However, if the majority of your sentences rely on "to be," you're sapping your essay of energy.
On Writing the College Application Essay
The passage below is perfectly clear, but keep track of how many times the author uses the verb "is":. Every sentence in this short passage uses the verb "to be. The revision replaces the bland verb "is" with the more engaging verbs "deserve" and "trace. It can be difficult to learn to recognize passive voice in your essays.
flipthelip.mymacs.ca/site-de-rencontres-gratuit-en-france.php Passive voice is not a grammatical error, but overuse can lead to essays that are wordy, confusing, and unengaging. To identify passive voice, you need to map out a sentence and identify the subject, verb, and object. A sentence is passive when the object takes the position of the subject. The result is a sentence in which the thing performing the action of the sentence is either missing or tacked onto the end of the sentence. Here are a few simple examples:.
In this passage describing a dramatic moment in a game, the use of passive voice robs the passage of its dramatic effect:. The passive voice is not a grammatical error, and there are even times when you will want to use it. If you are trying to emphasize the object of a sentence, you may want to put it in the subject position in a sentence. For example, let's say a beautiful year-old tree in your front yard was destroyed by lightning. If you write about the event, you probably want to emphasize the tree, not the lightning: "The old tree was destroyed by lightning last week.
The lightning may be performing the action striking , but the tree is the sentence's focus.
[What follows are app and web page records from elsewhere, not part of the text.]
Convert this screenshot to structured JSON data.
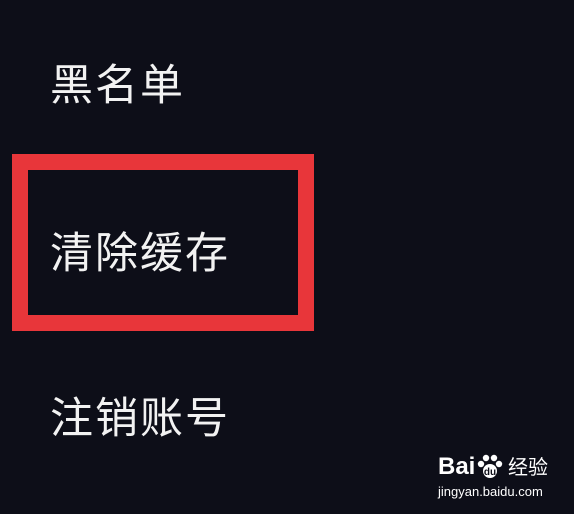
{
  "settings_menu": {
    "items": [
      {
        "label": "黑名单"
      },
      {
        "label": "清除缓存"
      },
      {
        "label": "注销账号"
      }
    ],
    "highlight_color": "#e8363a"
  },
  "watermark": {
    "brand": "Bai",
    "brand_suffix": "经验",
    "url": "jingyan.baidu.com"
  }
}
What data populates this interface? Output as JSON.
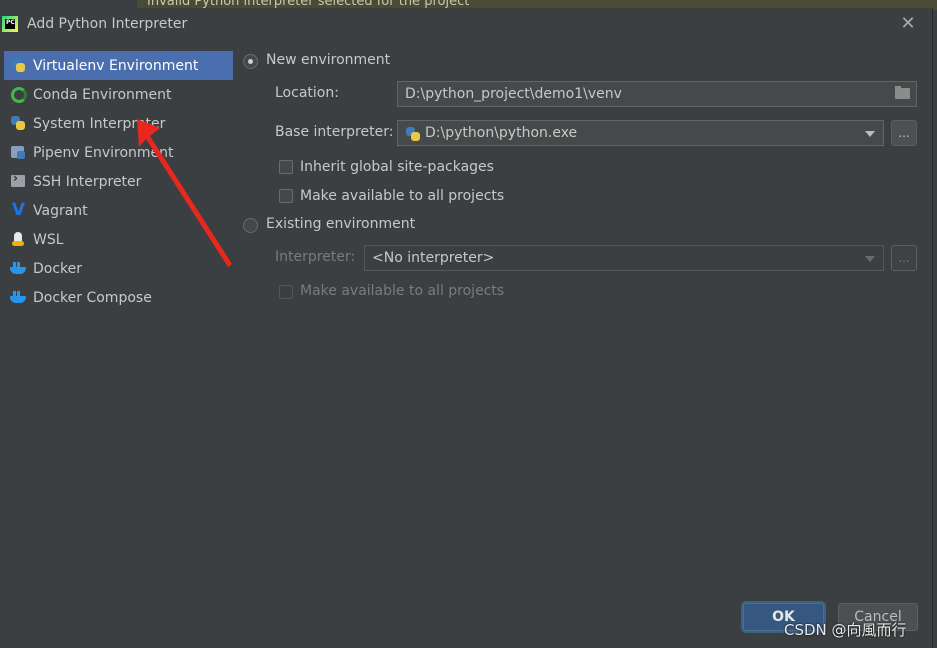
{
  "background_banner": "Invalid Python interpreter selected for the project",
  "dialog": {
    "title": "Add Python Interpreter",
    "close_symbol": "✕"
  },
  "sidebar": {
    "items": [
      {
        "label": "Virtualenv Environment",
        "icon": "python-icon",
        "selected": true
      },
      {
        "label": "Conda Environment",
        "icon": "conda-icon"
      },
      {
        "label": "System Interpreter",
        "icon": "python-icon"
      },
      {
        "label": "Pipenv Environment",
        "icon": "pipenv-icon"
      },
      {
        "label": "SSH Interpreter",
        "icon": "ssh-icon"
      },
      {
        "label": "Vagrant",
        "icon": "vagrant-icon"
      },
      {
        "label": "WSL",
        "icon": "linux-icon"
      },
      {
        "label": "Docker",
        "icon": "docker-icon"
      },
      {
        "label": "Docker Compose",
        "icon": "docker-icon"
      }
    ]
  },
  "new_env": {
    "radio_label": "New environment",
    "location_label": "Location:",
    "location_value": "D:\\python_project\\demo1\\venv",
    "base_label": "Base interpreter:",
    "base_value": "D:\\python\\python.exe",
    "inherit_label": "Inherit global site-packages",
    "make_available_label": "Make available to all projects",
    "browse_label": "..."
  },
  "existing_env": {
    "radio_label": "Existing environment",
    "interpreter_label": "Interpreter:",
    "interpreter_value": "<No interpreter>",
    "make_available_label": "Make available to all projects",
    "browse_label": "..."
  },
  "buttons": {
    "ok": "OK",
    "cancel": "Cancel"
  },
  "watermark": "CSDN @向風而行",
  "colors": {
    "accent_selected": "#4b6eaf",
    "annotation_arrow": "#e8281f"
  }
}
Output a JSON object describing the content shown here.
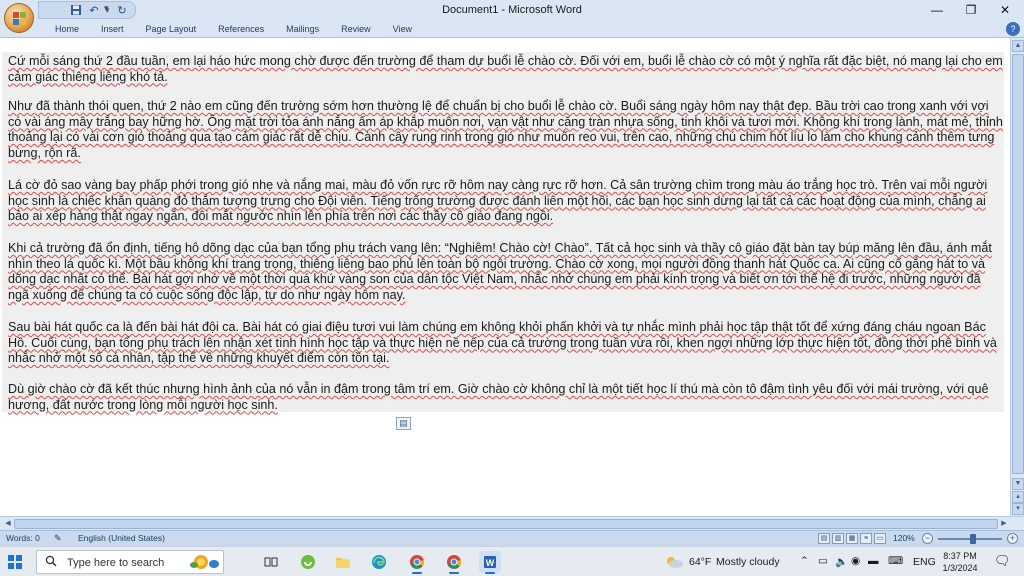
{
  "window": {
    "title": "Document1 - Microsoft Word",
    "controls": {
      "minimize": "—",
      "maximize": "❐",
      "close": "✕"
    }
  },
  "ribbon": {
    "tabs": [
      "Home",
      "Insert",
      "Page Layout",
      "References",
      "Mailings",
      "Review",
      "View"
    ],
    "help": "?"
  },
  "document": {
    "paragraphs": [
      "Cứ mỗi sáng thứ 2 đầu tuần, em lại háo hức mong chờ được đến trường để tham dự buổi lễ chào cờ. Đối với em, buổi lễ chào cờ có một ý nghĩa rất đặc biệt, nó mang lại cho em cảm giác thiêng liêng khó tả.",
      "Như đã thành thói quen, thứ 2 nào em cũng đến trường sớm hơn thường lệ để chuẩn bị cho buổi lễ chào cờ. Buổi sáng ngày hôm nay thật đẹp. Bầu trời cao trong xanh với vợi có vài áng mây trắng bay hững hờ. Ông mặt trời tỏa ánh nắng ấm áp khắp muôn nơi, vạn vật như căng tràn nhựa sống, tinh khôi và tươi mới. Không khí trong lành, mát mẻ, thỉnh thoảng lại có vài cơn gió thoảng qua tạo cảm giác rất dễ chịu. Cành cây rung rinh trong gió như muốn reo vui, trên cao, những chú chim hót líu lo làm cho khung cảnh thêm tưng bừng, rộn rã.",
      "Lá cờ đỏ sao vàng bay phấp phới trong gió nhẹ và nắng mai, màu đỏ vốn rực rỡ hôm nay càng rực rỡ hơn. Cả sân trường chìm trong màu áo trắng học trò. Trên vai mỗi người học sinh là chiếc khăn quàng đỏ thắm tượng trưng cho Đội viên. Tiếng trống trường được đánh liên một hồi, các bạn học sinh dừng lại tất cả các hoạt động của mình, chẳng ai bảo ai xếp hàng thật ngay ngắn, đôi mắt ngước nhìn lên phía trên nơi các thầy cô giáo đang ngồi.",
      "Khi cả trường đã ổn định, tiếng hô dõng dạc của bạn tổng phụ trách vang lên: “Nghiêm! Chào cờ! Chào”. Tất cả học sinh và thầy cô giáo đặt bàn tay búp măng lên đầu, ánh mắt nhìn theo lá quốc kì. Một bầu không khí trang trọng, thiêng liêng bao phủ lên toàn bộ ngôi trường. Chào cờ xong, mọi người đồng thanh hát Quốc ca. Ai cũng cố gắng hát to và dõng dạc nhất có thể. Bài hát gợi nhớ về một thời quá khứ vàng son của dân tộc Việt Nam, nhắc nhở chúng em phải kính trọng và biết ơn tới thế hệ đi trước, những người đã ngã xuống để chúng ta có cuộc sống độc lập, tự do như ngày hôm nay.",
      "Sau bài hát quốc ca là đến bài hát đội ca. Bài hát có giai điệu tươi vui làm chúng em không khỏi phấn khởi và tự nhắc mình phải học tập thật tốt để xứng đáng cháu ngoan Bác Hồ. Cuối cùng, bạn tổng phụ trách lên nhận xét tình hình học tập và thực hiện nề nếp của cả trường trong tuần vừa rồi, khen ngợi những lớp thực hiện tốt, đồng thời phê bình và nhắc nhở một số cá nhân, tập thể về những khuyết điểm còn tồn tại.",
      "Dù giờ chào cờ đã kết thúc nhưng hình ảnh của nó vẫn in đậm trong tâm trí em. Giờ chào cờ không chỉ là một tiết học lí thú mà còn tô đậm tình yêu đối với mái trường, với quê hương, đất nước trong lòng mỗi người học sinh."
    ]
  },
  "statusbar": {
    "words": "Words: 0",
    "language": "English (United States)",
    "zoom": "120%",
    "zoom_minus": "−",
    "zoom_plus": "+",
    "zoom_level": 0.55
  },
  "taskbar": {
    "search_placeholder": "Type here to search",
    "weather": "64°F",
    "weather_desc": "Mostly cloudy",
    "input_lang": "ENG",
    "time": "8:37 PM",
    "date": "1/3/2024"
  },
  "colors": {
    "ribbon_bg": "#dbe6f4",
    "spellcheck": "#e04a4a",
    "taskbar_bg": "#e6ebf2",
    "accent": "#1a73d9"
  }
}
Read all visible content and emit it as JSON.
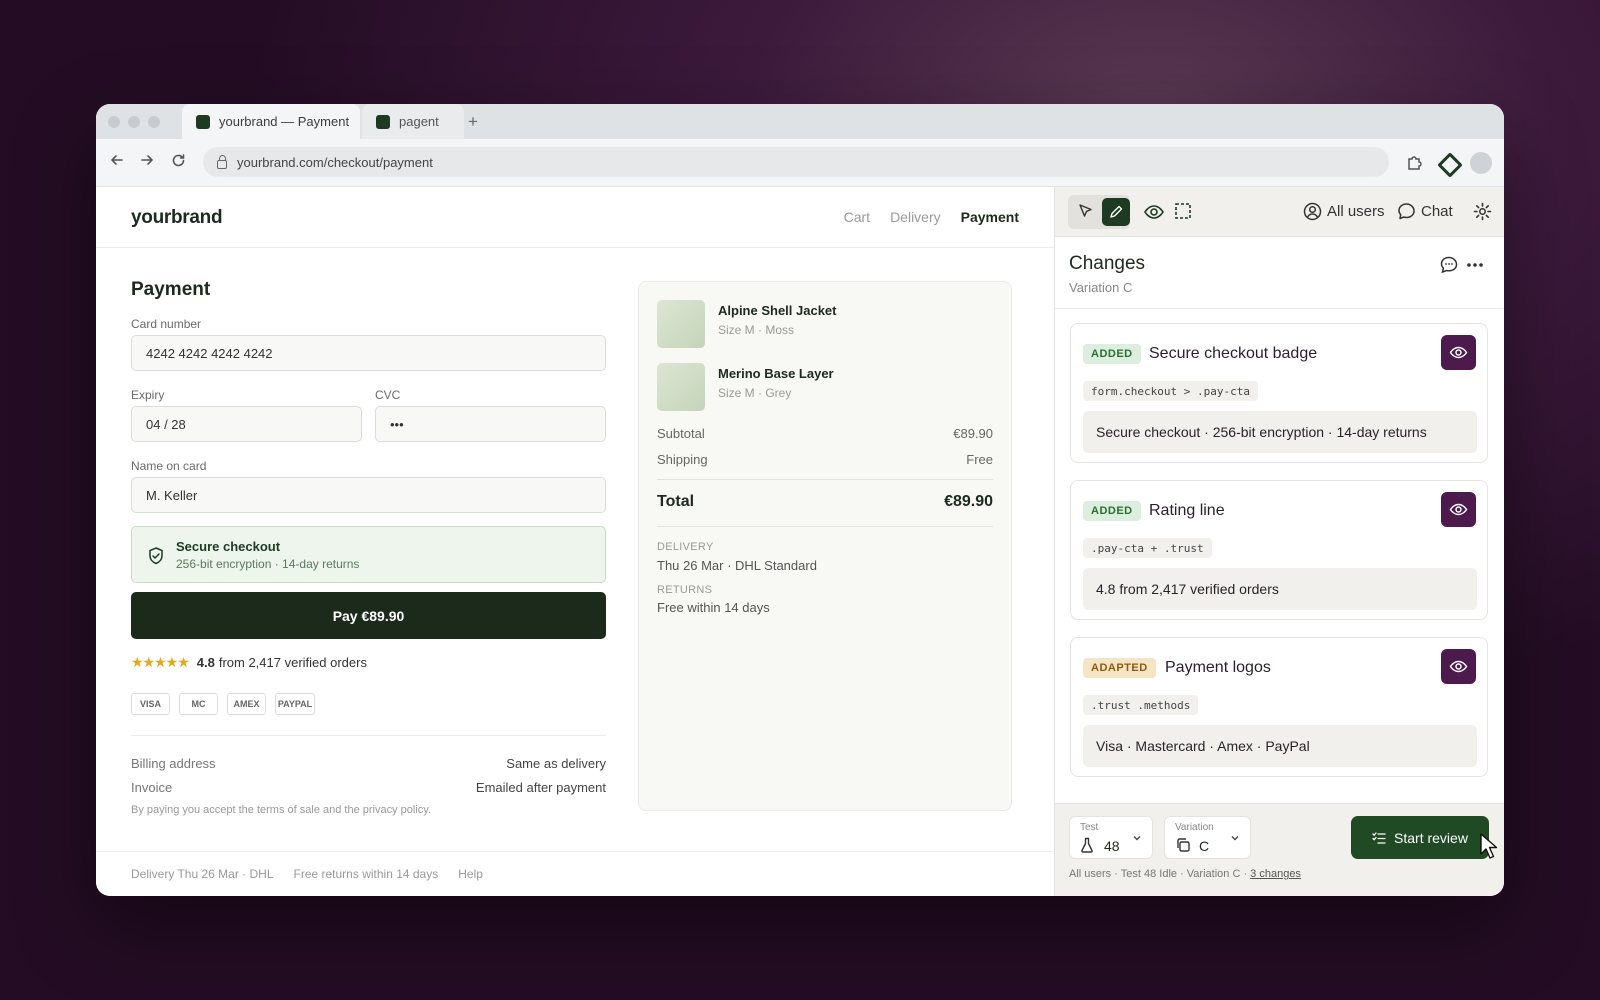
{
  "browser": {
    "tabs": [
      {
        "label": "yourbrand — Payment"
      },
      {
        "label": "pagent"
      }
    ],
    "new_tab": "+",
    "url": "yourbrand.com/checkout/payment"
  },
  "store": {
    "logo": "yourbrand",
    "steps": [
      "Cart",
      "Delivery",
      "Payment"
    ],
    "page_title": "Payment",
    "card_number_label": "Card number",
    "card_number_value": "4242 4242 4242 4242",
    "expiry_label": "Expiry",
    "expiry_value": "04 / 28",
    "cvc_label": "CVC",
    "cvc_value": "•••",
    "name_label": "Name on card",
    "name_value": "M. Keller",
    "secure_title": "Secure checkout",
    "secure_sub": "256-bit encryption · 14-day returns",
    "pay_button": "Pay €89.90",
    "rating_stars": "★★★★★",
    "rating_value": "4.8",
    "rating_text": "from 2,417 verified orders",
    "pay_logos": [
      "VISA",
      "MC",
      "AMEX",
      "PAYPAL"
    ],
    "billing_label": "Billing address",
    "billing_value": "Same as delivery",
    "invoice_label": "Invoice",
    "invoice_value": "Emailed after payment",
    "terms": "By paying you accept the terms of sale and the privacy policy.",
    "footer_links": [
      "Delivery Thu 26 Mar · DHL",
      "Free returns within 14 days",
      "Help"
    ]
  },
  "summary": {
    "items": [
      {
        "name": "Alpine Shell Jacket",
        "sub": "Size M · Moss"
      },
      {
        "name": "Merino Base Layer",
        "sub": "Size M · Grey"
      }
    ],
    "subtotal_label": "Subtotal",
    "subtotal_value": "€89.90",
    "shipping_label": "Shipping",
    "shipping_value": "Free",
    "total_label": "Total",
    "total_value": "€89.90",
    "delivery_cap": "DELIVERY",
    "delivery_value": "Thu 26 Mar · DHL Standard",
    "returns_cap": "RETURNS",
    "returns_value": "Free within 14 days"
  },
  "panel": {
    "audience": "All users",
    "chat": "Chat",
    "title": "Changes",
    "subtitle": "Variation C",
    "changes": [
      {
        "badge": "ADDED",
        "title": "Secure checkout badge",
        "selector": "form.checkout > .pay-cta",
        "text": "Secure checkout · 256-bit encryption · 14-day returns"
      },
      {
        "badge": "ADDED",
        "title": "Rating line",
        "selector": ".pay-cta + .trust",
        "text": "4.8 from 2,417 verified orders"
      },
      {
        "badge": "ADAPTED",
        "title": "Payment logos",
        "selector": ".trust .methods",
        "text": "Visa · Mastercard · Amex · PayPal"
      }
    ],
    "test_label": "Test",
    "test_value": "48",
    "variation_label": "Variation",
    "variation_value": "C",
    "review_button": "Start review",
    "status_text": "All users · Test 48 Idle · Variation C · ",
    "status_link": "3 changes"
  },
  "colors": {
    "brand_dark": "#1b2a1b",
    "panel_accent": "#4c1a4c",
    "review_green": "#1f4a24",
    "star": "#e3a81b"
  }
}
Expletive constructions involve a couple of stylistic errors—they are wordy and employ weak verbs.